What is needed: Copy out all the lines of the data precisely, omitting any pictures.

··· The data ···

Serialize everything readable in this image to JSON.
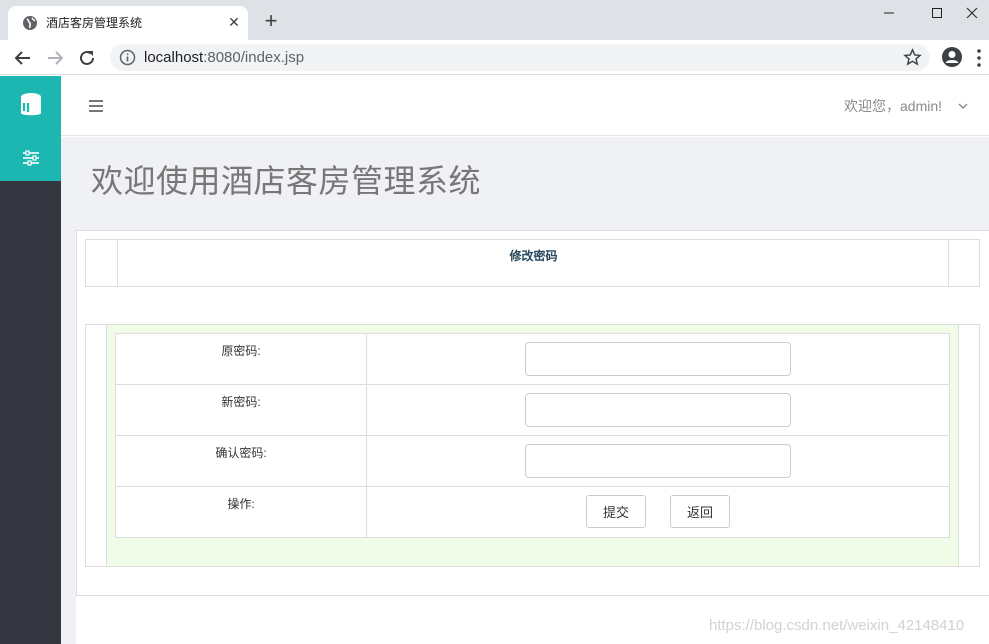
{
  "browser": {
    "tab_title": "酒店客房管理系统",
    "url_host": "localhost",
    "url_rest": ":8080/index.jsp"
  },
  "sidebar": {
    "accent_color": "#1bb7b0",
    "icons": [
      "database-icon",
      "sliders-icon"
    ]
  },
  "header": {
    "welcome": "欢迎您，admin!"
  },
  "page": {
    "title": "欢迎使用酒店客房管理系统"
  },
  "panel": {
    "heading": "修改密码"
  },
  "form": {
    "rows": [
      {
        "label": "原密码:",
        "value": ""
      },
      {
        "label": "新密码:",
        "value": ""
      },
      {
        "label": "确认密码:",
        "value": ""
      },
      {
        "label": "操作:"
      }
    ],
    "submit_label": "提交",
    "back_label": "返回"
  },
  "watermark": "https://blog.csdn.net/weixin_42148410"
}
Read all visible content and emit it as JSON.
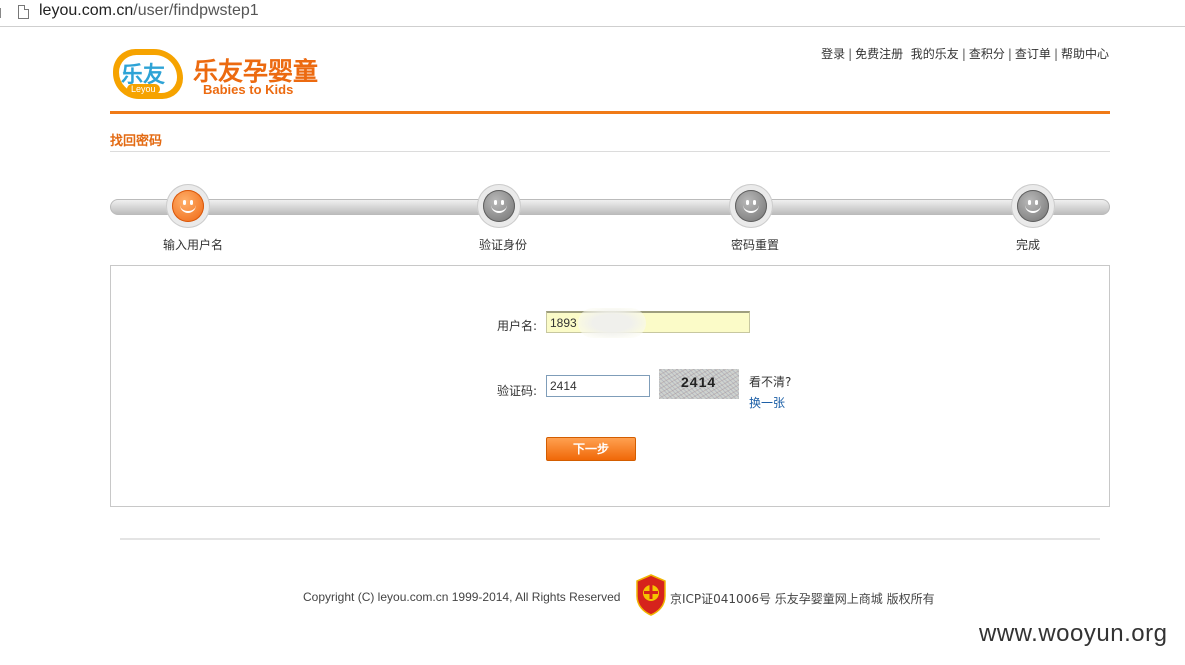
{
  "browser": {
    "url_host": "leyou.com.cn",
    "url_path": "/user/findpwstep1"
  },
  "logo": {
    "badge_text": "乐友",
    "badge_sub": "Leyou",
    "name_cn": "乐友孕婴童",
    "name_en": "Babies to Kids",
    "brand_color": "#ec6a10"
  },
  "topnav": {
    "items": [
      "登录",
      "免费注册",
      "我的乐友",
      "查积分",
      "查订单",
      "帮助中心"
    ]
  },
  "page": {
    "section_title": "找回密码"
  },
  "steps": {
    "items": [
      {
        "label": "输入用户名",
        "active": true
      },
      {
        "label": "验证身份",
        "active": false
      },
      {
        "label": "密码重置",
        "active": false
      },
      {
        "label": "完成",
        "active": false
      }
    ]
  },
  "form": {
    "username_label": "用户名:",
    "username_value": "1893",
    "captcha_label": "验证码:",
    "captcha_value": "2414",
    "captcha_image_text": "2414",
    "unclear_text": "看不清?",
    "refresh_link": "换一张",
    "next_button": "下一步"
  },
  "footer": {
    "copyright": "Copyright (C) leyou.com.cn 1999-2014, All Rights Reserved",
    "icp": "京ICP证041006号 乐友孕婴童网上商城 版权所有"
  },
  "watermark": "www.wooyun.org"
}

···

Result of the exercise:
Serialize everything readable in this image to JSON.
{
  "browser": {
    "tab_title": "酒店客房管理系统",
    "url_host": "localhost",
    "url_rest": ":8080/index.jsp"
  },
  "sidebar": {
    "accent_color": "#1bb7b0",
    "icons": [
      "database-icon",
      "sliders-icon"
    ]
  },
  "header": {
    "welcome": "欢迎您，admin!"
  },
  "page": {
    "title": "欢迎使用酒店客房管理系统"
  },
  "panel": {
    "heading": "修改密码"
  },
  "form": {
    "rows": [
      {
        "label": "原密码:",
        "value": ""
      },
      {
        "label": "新密码:",
        "value": ""
      },
      {
        "label": "确认密码:",
        "value": ""
      },
      {
        "label": "操作:"
      }
    ],
    "submit_label": "提交",
    "back_label": "返回"
  },
  "watermark": "https://blog.csdn.net/weixin_42148410"
}
Read all visible content and emit it as JSON.
{
  "browser": {
    "url_host": "leyou.com.cn",
    "url_path": "/user/findpwstep1"
  },
  "logo": {
    "badge_text": "乐友",
    "badge_sub": "Leyou",
    "name_cn": "乐友孕婴童",
    "name_en": "Babies to Kids",
    "brand_color": "#ec6a10"
  },
  "topnav": {
    "items": [
      "登录",
      "免费注册",
      "我的乐友",
      "查积分",
      "查订单",
      "帮助中心"
    ]
  },
  "page": {
    "section_title": "找回密码"
  },
  "steps": {
    "items": [
      {
        "label": "输入用户名",
        "active": true
      },
      {
        "label": "验证身份",
        "active": false
      },
      {
        "label": "密码重置",
        "active": false
      },
      {
        "label": "完成",
        "active": false
      }
    ]
  },
  "form": {
    "username_label": "用户名:",
    "username_value": "1893",
    "captcha_label": "验证码:",
    "captcha_value": "2414",
    "captcha_image_text": "2414",
    "unclear_text": "看不清?",
    "refresh_link": "换一张",
    "next_button": "下一步"
  },
  "footer": {
    "copyright": "Copyright (C) leyou.com.cn 1999-2014, All Rights Reserved",
    "icp": "京ICP证041006号 乐友孕婴童网上商城 版权所有"
  },
  "watermark": "www.wooyun.org"
}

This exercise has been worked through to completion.